NIZHNIY NOVGOROD: Just weeks before the start of the World Cup, Croatia coach Zlatko Dalic identified a major problem with his team, their obsession with France 1998.
“Croatia haven’t done well in a World Cup since France 1998, and going on our quality, we should have,” Dalic told one of the country’s main news programmes, Dnevnik Nove TV.
“We have a brilliant generation of players who, like me, have to know that we can’t live on past glory.
“Ahead of us is the World Cup, and we have to be at our best there.”
Twenty years ago, Croatia reached the last four, being denied a World Cup final spot only by a Lilian Thuram-inspired France.
Along the way a squad including Robert Prosinecki and Zvonimir Boban beat Jamaica, Japan, Romania then thumped Germany 3-0 in the quarter-finals.
Davor Suker won the Golden Boot and Croatia matched Portugal’s 1966 team in becoming the only other side to finish third on their World Cup debut.
Just seven years after independence, the team were lauded worldwide and decorated by their president on returning to Croatia.
But from a glorious high there have been a number of lows.
Since 1998 Croatia have disappointed at the World Cup, failing to even make it past the group stage once in that time.
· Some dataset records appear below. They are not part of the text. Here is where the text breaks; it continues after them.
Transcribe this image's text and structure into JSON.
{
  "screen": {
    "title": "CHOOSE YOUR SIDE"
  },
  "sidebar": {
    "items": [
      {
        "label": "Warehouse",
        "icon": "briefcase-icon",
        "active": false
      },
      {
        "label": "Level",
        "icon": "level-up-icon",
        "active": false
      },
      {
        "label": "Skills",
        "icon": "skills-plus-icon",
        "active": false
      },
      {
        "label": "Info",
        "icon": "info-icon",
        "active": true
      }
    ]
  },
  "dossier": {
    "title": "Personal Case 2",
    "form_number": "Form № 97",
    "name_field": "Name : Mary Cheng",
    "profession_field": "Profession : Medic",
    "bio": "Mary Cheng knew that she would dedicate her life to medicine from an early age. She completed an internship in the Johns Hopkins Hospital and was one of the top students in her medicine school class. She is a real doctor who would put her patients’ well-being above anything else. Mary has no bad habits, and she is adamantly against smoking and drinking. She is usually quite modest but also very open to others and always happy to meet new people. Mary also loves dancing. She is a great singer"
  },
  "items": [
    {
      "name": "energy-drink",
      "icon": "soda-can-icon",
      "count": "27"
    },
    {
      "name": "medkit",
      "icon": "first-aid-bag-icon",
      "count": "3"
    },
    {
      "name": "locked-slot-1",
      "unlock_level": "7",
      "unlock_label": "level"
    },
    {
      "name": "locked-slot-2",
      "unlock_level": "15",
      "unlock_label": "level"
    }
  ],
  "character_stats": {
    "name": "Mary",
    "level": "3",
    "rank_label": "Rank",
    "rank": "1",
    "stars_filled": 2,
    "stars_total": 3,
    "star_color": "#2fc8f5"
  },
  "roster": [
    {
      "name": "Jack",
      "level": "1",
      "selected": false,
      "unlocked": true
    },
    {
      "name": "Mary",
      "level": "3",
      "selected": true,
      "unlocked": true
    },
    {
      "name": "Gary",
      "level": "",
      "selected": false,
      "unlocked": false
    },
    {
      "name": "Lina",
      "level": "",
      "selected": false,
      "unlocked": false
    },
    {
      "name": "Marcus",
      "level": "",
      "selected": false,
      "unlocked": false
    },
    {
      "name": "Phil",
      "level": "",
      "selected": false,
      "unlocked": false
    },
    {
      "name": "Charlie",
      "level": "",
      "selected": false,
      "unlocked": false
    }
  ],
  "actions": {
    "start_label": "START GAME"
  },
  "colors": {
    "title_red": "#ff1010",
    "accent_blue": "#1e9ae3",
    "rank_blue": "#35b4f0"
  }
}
And in 2010 they failed to qualify for the tournament altogether.
Now, a new generation, inspired by captain Luka Modric, have a chance to create history.
Their three victories in Group D containing Argentina, Iceland and Denmark have led many to claim that Croatia could win the World Cup, especially in a tournament where there appears no outstanding favourite.
The 3-0 rout of Argentina was especially impressive.
It was arguably the stand-out team performance of the first round and inspired by Modric giving possibly the best individual display seen so far.
In the haze of the eye-catching victory over the much-fancied South Americans, Dalic still had time to tell reporters that he wanted to better the 1998 performance.
That win came in Nizhny Novgorod and it is there Croatia will return on Sunday to play their last-16 game against a Denmark side who have failed to impress, but notably are still unbeaten after emerging from Group C.
Croatia are favourites to win that game and would then face either hosts Russia or Spain in the quarter-finals.
But the ghosts of 1998 hang as heavy in the build-up as the merits of the Danish or their key midfielder Christian Eriksen.
Modric’s midfield partner Ivan Rakitic said in the run-up to the Denmark game that the Croatia of 2018 wanted to be talked about as much as the Croatia of 1998.
“We can achieve whatever they have achieved and even overcome them,” he told reporters from Croatia’s camp in Roscin.
“We want in 20 years to talk about our generation, not about the generation of ’98.”
Sunday is their first chance to do just that.—AFP